Electrifying freight routes like Felixstowe to Nuneaton, would allow operators to send freight trains between Felixstowe and the Midlands, North and Scotland, using electric haulage all the way.

Next year, we’ll see the first of the new electro-diesel locomotives; the Class 88, which is an electric locomotive, that can use an on-board diesel engine, where there are no overhead wires.

How will these and other locomotives using similar technology affect the costs and need for electrification?

In the case of any electrified route to a port like Felixstowe or London Gateway, overhead wires in the port can present a problem, which an electro-diesel locomotive solves, as it uses the on-board diesel, anywhere near the sidings in the port.

Class 800 Trains

The Class 800 train being introduced in a few years is an electro-diesel train, which has been designed to run at 200 kph to the farthest corners or the UK, as a replacement for the diesel InterCity 125.

The specification of the train and what they’ve seen so far of the prototype must have impressed First Great Western as they’ve ordered extra trains as Wikipedia reports.

In March 2015 First Great Western agreed to acquire 29 bi-mode Hitachi AT300 (Class 800 variant) trains as HST replacements on services in and to the southwest of England. The order consisted of 22 five-car and 7 nine-car trainsets, with an option for 30 more sets. Differences with the original design included more powerful diesel engines more suited to steeper graded line in Devon and Cornwall, as well as larger fuel tanks. A £361 million contract between FGW and rolling stock leasing company Eversholt Rail was signed in July 2015. The expected introduction date of the new trains was summer 2018.

So where else could these trains appear to provide high speed services on routes with no or only partial electrification?

The Class 800 is closely related to the Class 395 train used on High Speed and third-rail routes South of the Thames. So could we see a third-rail version of the Class 800, or an electro-diesel Class 395 variant, which could run from St. Pancras to Hastings and Eastbourne and from Waterloo to Salisbury and Exeter? This would kill any thoughts of adding more third-rail electrification.

The Class 387 IPEMU and the Class 800 are a Little and Large combination to provide a cost-effective alternative to full electrification of some routes across the UK.



The Class 387 IPEMU, could be a component of a series of solutions, that bring high-quality new electric or electro-diesel trains to a large portion of the UK.

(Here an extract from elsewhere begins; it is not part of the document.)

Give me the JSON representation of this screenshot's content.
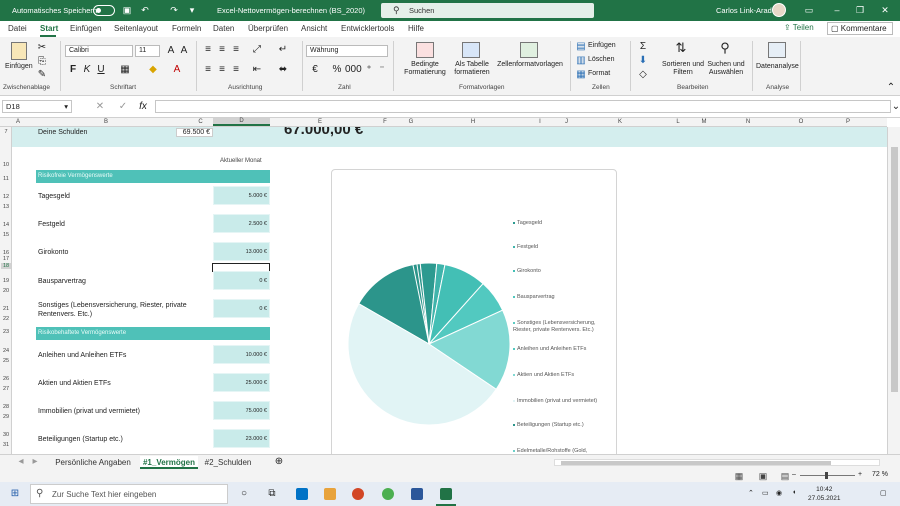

My only worry about them is the battery technology of the IPEMU, which has reportedly been troublesome in some applications on buses and aircraft.

August 28, 2015 Posted by | Transport/Travel | , , , , , | 17 Comments